At the prayer breakfast yesterday, President Donald Trump made some interesting remarks about religious freedom, as guaranteed to all Americans in the First Amendment of the Constitution.
It was the great Thomas Jefferson who said, “The God who gave us life, gave us liberty.” Jefferson asked, “Can the liberties of a nation be secure when we have removed a conviction that these liberties are the gift of God?”
Among those freedoms is the right to worship according to our own beliefs. That is why I will get rid of, and totally destroy, the Johnson Amendment and allow our representatives of faith to speak freely and without fear of retribution. I will do that—remember.
The Johnson Amendment is named after former President Lyndon B Johnson, who introduced the measure in 1954, when he was a mere senator from Texas.
It makes tax-exempt entities like churches and charitable organizations unable, directly or indirectly, to participate in any political campaign on behalf of, or in opposition to, any candidate. In other words, preachers can’t endorse or oppose candidates from the pulpit unless they want to risk losing their tax-exempt status.
Sure, people on the left and on the right argue that churches shouldn’t be tax-exempt anyway, but when it comes to the Johnson Amednment, that’s completely beside the point. This law is one of the brightest and clearest lines ever drawn by lawmakers to separate church and state.
For the record, Mr Trump promised during the campaign, as part of an outreach effort to religious conservatives, that he would work to eliminate the Johnson Amendment, which has been a goal of people on the right side of the political spectrum in particular. The argument they make is that it violates their free speech rights and their free exercise rights in that they are being prohibited from doing something that may serve the best interests of their church.
The courts have not agreed, and the law stands. Given a movement last year led by Jerry Falwell Jr, whom Mr Trump has picked to head up a higher education initiative, in which Mr Falwell said repealing the Johnson Amendment would “create a huge revolution for conservative Christians and for free speech,” I can understand where Mr Trump is coming from. Repealing the Johnson Amendment would enable, among other things, political action committees launching from the church pulpit.
The problem, as any government student knows, is that presidents don’t “destroy” laws; they “enforce” them. So any destruction of the law would require an act of Congress. That could happen, but considerable opposition could be expected: Mr Trump’s promise to “destroy” the law is a direct violation of the Constitution—just in case anyone still cares.
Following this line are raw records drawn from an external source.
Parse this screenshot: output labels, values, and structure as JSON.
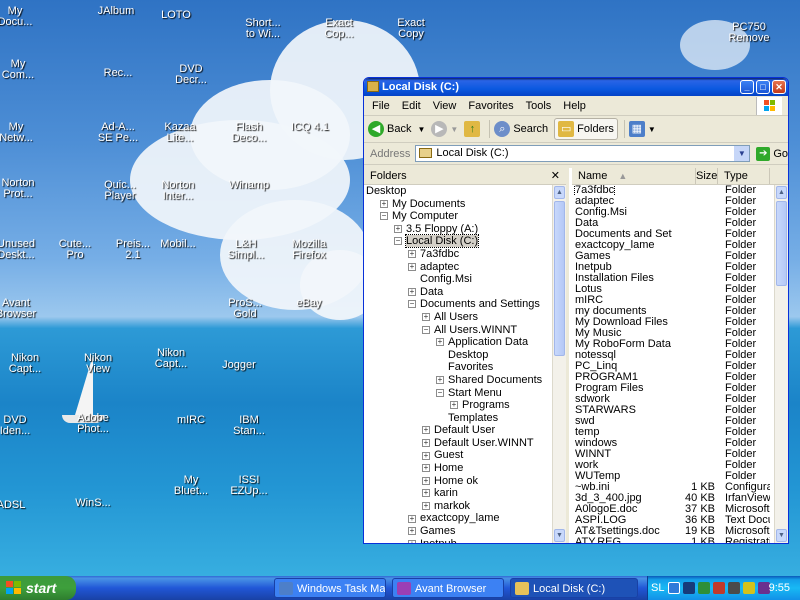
{
  "desktop": {
    "icons": [
      {
        "label": "My\nDocu..."
      },
      {
        "label": "JAlbum"
      },
      {
        "label": "LOTO"
      },
      {
        "label": "Short...\nto Wi..."
      },
      {
        "label": "Exact\nCop..."
      },
      {
        "label": "Exact\nCopy"
      },
      {
        "label": "PC750\nRemove"
      },
      {
        "label": "My\nCom..."
      },
      {
        "label": "Rec..."
      },
      {
        "label": "DVD\nDecr..."
      },
      {
        "label": "My\nNetw..."
      },
      {
        "label": "Ad-A...\nSE Pe..."
      },
      {
        "label": "Kazaa\nLite..."
      },
      {
        "label": "Flash\nDeco..."
      },
      {
        "label": "ICQ 4.1"
      },
      {
        "label": "Norton\nProt..."
      },
      {
        "label": "Quic...\nPlayer"
      },
      {
        "label": "Norton\nInter..."
      },
      {
        "label": "Winamp"
      },
      {
        "label": "Unused\nDeskt..."
      },
      {
        "label": "Cute...\nPro"
      },
      {
        "label": "Preis...\n2.1"
      },
      {
        "label": "Mobil..."
      },
      {
        "label": "L&H\nSimpl..."
      },
      {
        "label": "Mozilla\nFirefox"
      },
      {
        "label": "Avant\nBrowser"
      },
      {
        "label": "ProS...\nGold"
      },
      {
        "label": "eBay"
      },
      {
        "label": "Nikon\nCapt..."
      },
      {
        "label": "Nikon\nView"
      },
      {
        "label": "Nikon\nCapt..."
      },
      {
        "label": "Jogger"
      },
      {
        "label": "DVD\nIden..."
      },
      {
        "label": "Adobe\nPhot..."
      },
      {
        "label": "mIRC"
      },
      {
        "label": "IBM\nStan..."
      },
      {
        "label": "My\nBluet..."
      },
      {
        "label": "ISSI\nEZUp..."
      },
      {
        "label": "ADSL"
      },
      {
        "label": "WinS..."
      }
    ]
  },
  "window": {
    "title": "Local Disk (C:)",
    "menu": [
      "File",
      "Edit",
      "View",
      "Favorites",
      "Tools",
      "Help"
    ],
    "toolbar": {
      "back": "Back",
      "search": "Search",
      "folders": "Folders"
    },
    "address": {
      "label": "Address",
      "value": "Local Disk (C:)",
      "go": "Go"
    },
    "folders_pane": {
      "title": "Folders",
      "close": "✕",
      "tree": [
        {
          "label": "Desktop",
          "level": 0,
          "toggle": ""
        },
        {
          "label": "My Documents",
          "level": 1,
          "toggle": "+"
        },
        {
          "label": "My Computer",
          "level": 1,
          "toggle": "−"
        },
        {
          "label": "3.5 Floppy (A:)",
          "level": 2,
          "toggle": "+"
        },
        {
          "label": "Local Disk (C:)",
          "level": 2,
          "toggle": "−",
          "selected": true
        },
        {
          "label": "7a3fdbc",
          "level": 3,
          "toggle": "+"
        },
        {
          "label": "adaptec",
          "level": 3,
          "toggle": "+"
        },
        {
          "label": "Config.Msi",
          "level": 3,
          "toggle": ""
        },
        {
          "label": "Data",
          "level": 3,
          "toggle": "+"
        },
        {
          "label": "Documents and Settings",
          "level": 3,
          "toggle": "−"
        },
        {
          "label": "All Users",
          "level": 4,
          "toggle": "+"
        },
        {
          "label": "All Users.WINNT",
          "level": 4,
          "toggle": "−"
        },
        {
          "label": "Application Data",
          "level": 5,
          "toggle": "+"
        },
        {
          "label": "Desktop",
          "level": 5,
          "toggle": ""
        },
        {
          "label": "Favorites",
          "level": 5,
          "toggle": ""
        },
        {
          "label": "Shared Documents",
          "level": 5,
          "toggle": "+"
        },
        {
          "label": "Start Menu",
          "level": 5,
          "toggle": "−"
        },
        {
          "label": "Programs",
          "level": 6,
          "toggle": "+"
        },
        {
          "label": "Templates",
          "level": 5,
          "toggle": ""
        },
        {
          "label": "Default User",
          "level": 4,
          "toggle": "+"
        },
        {
          "label": "Default User.WINNT",
          "level": 4,
          "toggle": "+"
        },
        {
          "label": "Guest",
          "level": 4,
          "toggle": "+"
        },
        {
          "label": "Home",
          "level": 4,
          "toggle": "+"
        },
        {
          "label": "Home ok",
          "level": 4,
          "toggle": "+"
        },
        {
          "label": "karin",
          "level": 4,
          "toggle": "+"
        },
        {
          "label": "markok",
          "level": 4,
          "toggle": "+"
        },
        {
          "label": "exactcopy_lame",
          "level": 3,
          "toggle": "+"
        },
        {
          "label": "Games",
          "level": 3,
          "toggle": "+"
        },
        {
          "label": "Inetpub",
          "level": 3,
          "toggle": "+"
        }
      ]
    },
    "files": {
      "columns": {
        "name": "Name",
        "size": "Size",
        "type": "Type"
      },
      "rows": [
        {
          "name": "7a3fdbc",
          "size": "",
          "type": "Folder"
        },
        {
          "name": "adaptec",
          "size": "",
          "type": "Folder"
        },
        {
          "name": "Config.Msi",
          "size": "",
          "type": "Folder"
        },
        {
          "name": "Data",
          "size": "",
          "type": "Folder"
        },
        {
          "name": "Documents and Settings",
          "size": "",
          "type": "Folder"
        },
        {
          "name": "exactcopy_lame",
          "size": "",
          "type": "Folder"
        },
        {
          "name": "Games",
          "size": "",
          "type": "Folder"
        },
        {
          "name": "Inetpub",
          "size": "",
          "type": "Folder"
        },
        {
          "name": "Installation Files",
          "size": "",
          "type": "Folder"
        },
        {
          "name": "Lotus",
          "size": "",
          "type": "Folder"
        },
        {
          "name": "mIRC",
          "size": "",
          "type": "Folder"
        },
        {
          "name": "my documents",
          "size": "",
          "type": "Folder"
        },
        {
          "name": "My Download Files",
          "size": "",
          "type": "Folder"
        },
        {
          "name": "My Music",
          "size": "",
          "type": "Folder"
        },
        {
          "name": "My RoboForm Data",
          "size": "",
          "type": "Folder"
        },
        {
          "name": "notessql",
          "size": "",
          "type": "Folder"
        },
        {
          "name": "PC_Linq",
          "size": "",
          "type": "Folder"
        },
        {
          "name": "PROGRAM1",
          "size": "",
          "type": "Folder"
        },
        {
          "name": "Program Files",
          "size": "",
          "type": "Folder"
        },
        {
          "name": "sdwork",
          "size": "",
          "type": "Folder"
        },
        {
          "name": "STARWARS",
          "size": "",
          "type": "Folder"
        },
        {
          "name": "swd",
          "size": "",
          "type": "Folder"
        },
        {
          "name": "temp",
          "size": "",
          "type": "Folder"
        },
        {
          "name": "windows",
          "size": "",
          "type": "Folder"
        },
        {
          "name": "WINNT",
          "size": "",
          "type": "Folder"
        },
        {
          "name": "work",
          "size": "",
          "type": "Folder"
        },
        {
          "name": "WUTemp",
          "size": "",
          "type": "Folder"
        },
        {
          "name": "~wb.ini",
          "size": "1 KB",
          "type": "Configuratio"
        },
        {
          "name": "3d_3_400.jpg",
          "size": "40 KB",
          "type": "IrfanView JF"
        },
        {
          "name": "A0logoE.doc",
          "size": "37 KB",
          "type": "Microsoft W"
        },
        {
          "name": "ASPI.LOG",
          "size": "36 KB",
          "type": "Text Docume"
        },
        {
          "name": "AT&Tsettings.doc",
          "size": "19 KB",
          "type": "Microsoft W"
        },
        {
          "name": "ATY.REG",
          "size": "1 KB",
          "type": "Registration"
        }
      ]
    }
  },
  "taskbar": {
    "start": "start",
    "buttons": [
      {
        "label": "Windows Task Mana...",
        "color": "#4d7fc9"
      },
      {
        "label": "Avant Browser",
        "color": "#9b3fb4"
      },
      {
        "label": "Local Disk (C:)",
        "color": "#e6c15a"
      }
    ],
    "tray": {
      "lang": "SL",
      "time": "9:55"
    }
  }
}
- A draft of an order to “avoid potential violations of Religious Freedom” and not “coerce” religious people or organizations from “participating in activities that violate their conscience” is reportedly circulating in the White House. If the president ever sees and signs the order, it would open a vigorous debate over gay rights, women’s rights, and other “liberal” causes religious conservatives have historically sought to restrict.
I also have to wonder if anyone told Mr Trump that such a change would also affect mosques. You know: those houses of worship where Muslims pray and plot evil actions against infidels who are Christian Americans.
“When fascism comes to America, it will be wrapped in the flag and carrying a cross.” Sinclair Lewis is variously quoted as saying. Mr Trump here tells people of the great Christian church, the body of Christ, that all their dreams have come true. In fact, he moves one step closer to his own dreams of autocracy.